Top of INPUT RECORDS

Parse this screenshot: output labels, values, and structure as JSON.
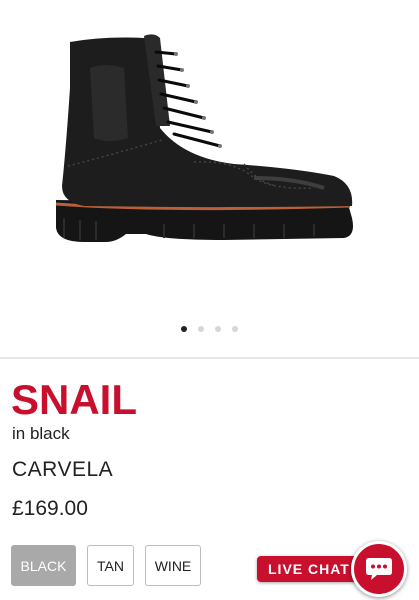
{
  "product": {
    "name": "SNAIL",
    "color_text": "in black",
    "brand": "CARVELA",
    "price": "£169.00"
  },
  "gallery": {
    "image_count": 4,
    "active_index": 0
  },
  "swatches": [
    {
      "label": "BLACK",
      "selected": true
    },
    {
      "label": "TAN",
      "selected": false
    },
    {
      "label": "WINE",
      "selected": false
    }
  ],
  "chat": {
    "label": "LIVE CHAT",
    "icon": "chat-bubble-icon"
  },
  "colors": {
    "brand_red": "#c8102e",
    "selected_swatch": "#a9a9a9"
  }
}
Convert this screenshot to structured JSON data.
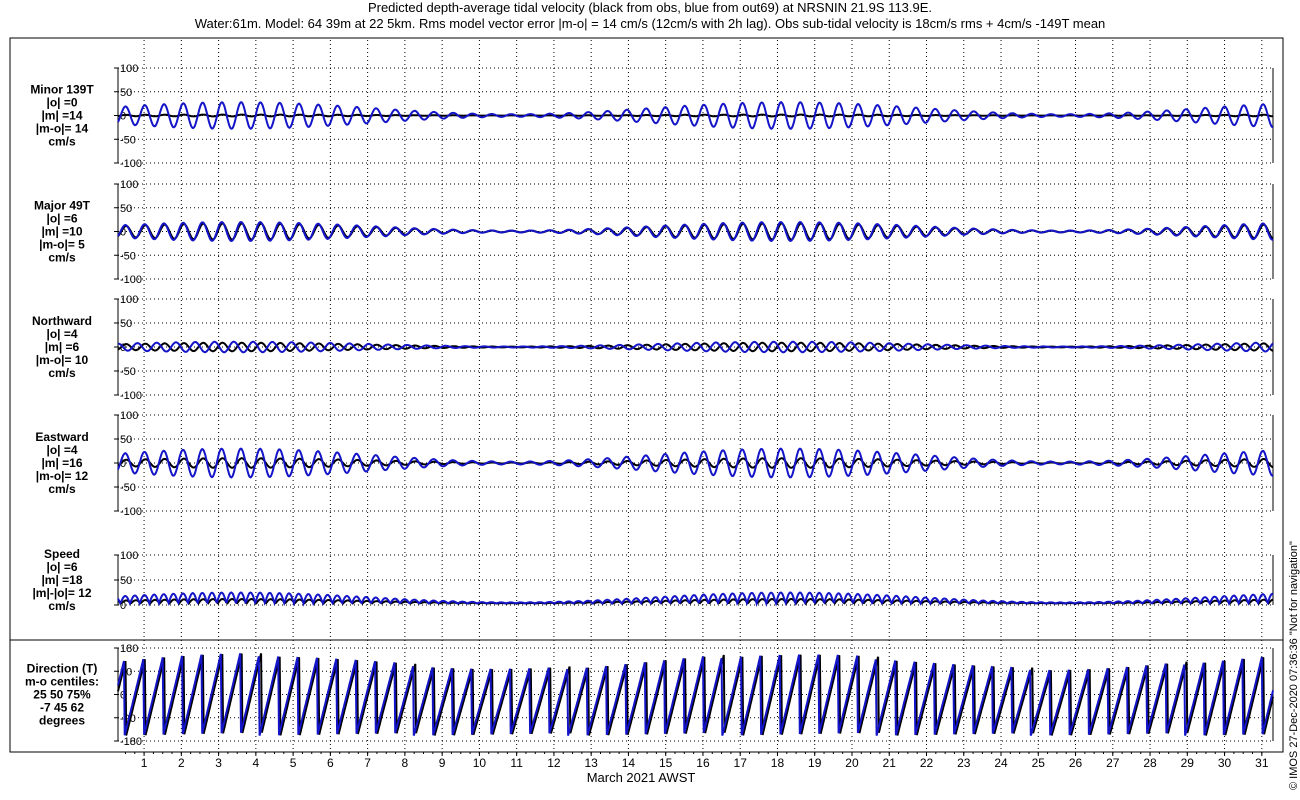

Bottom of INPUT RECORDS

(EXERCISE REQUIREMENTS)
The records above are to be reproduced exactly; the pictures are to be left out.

(EXERCISE RESULT)
Parse this screenshot: output labels, values, and structure as JSON.
{
  "product": {
    "name": "SNAIL",
    "color_text": "in black",
    "brand": "CARVELA",
    "price": "£169.00"
  },
  "gallery": {
    "image_count": 4,
    "active_index": 0
  },
  "swatches": [
    {
      "label": "BLACK",
      "selected": true
    },
    {
      "label": "TAN",
      "selected": false
    },
    {
      "label": "WINE",
      "selected": false
    }
  ],
  "chat": {
    "label": "LIVE CHAT",
    "icon": "chat-bubble-icon"
  },
  "colors": {
    "brand_red": "#c8102e",
    "selected_swatch": "#a9a9a9"
  }
}
Convert this screenshot to structured JSON data.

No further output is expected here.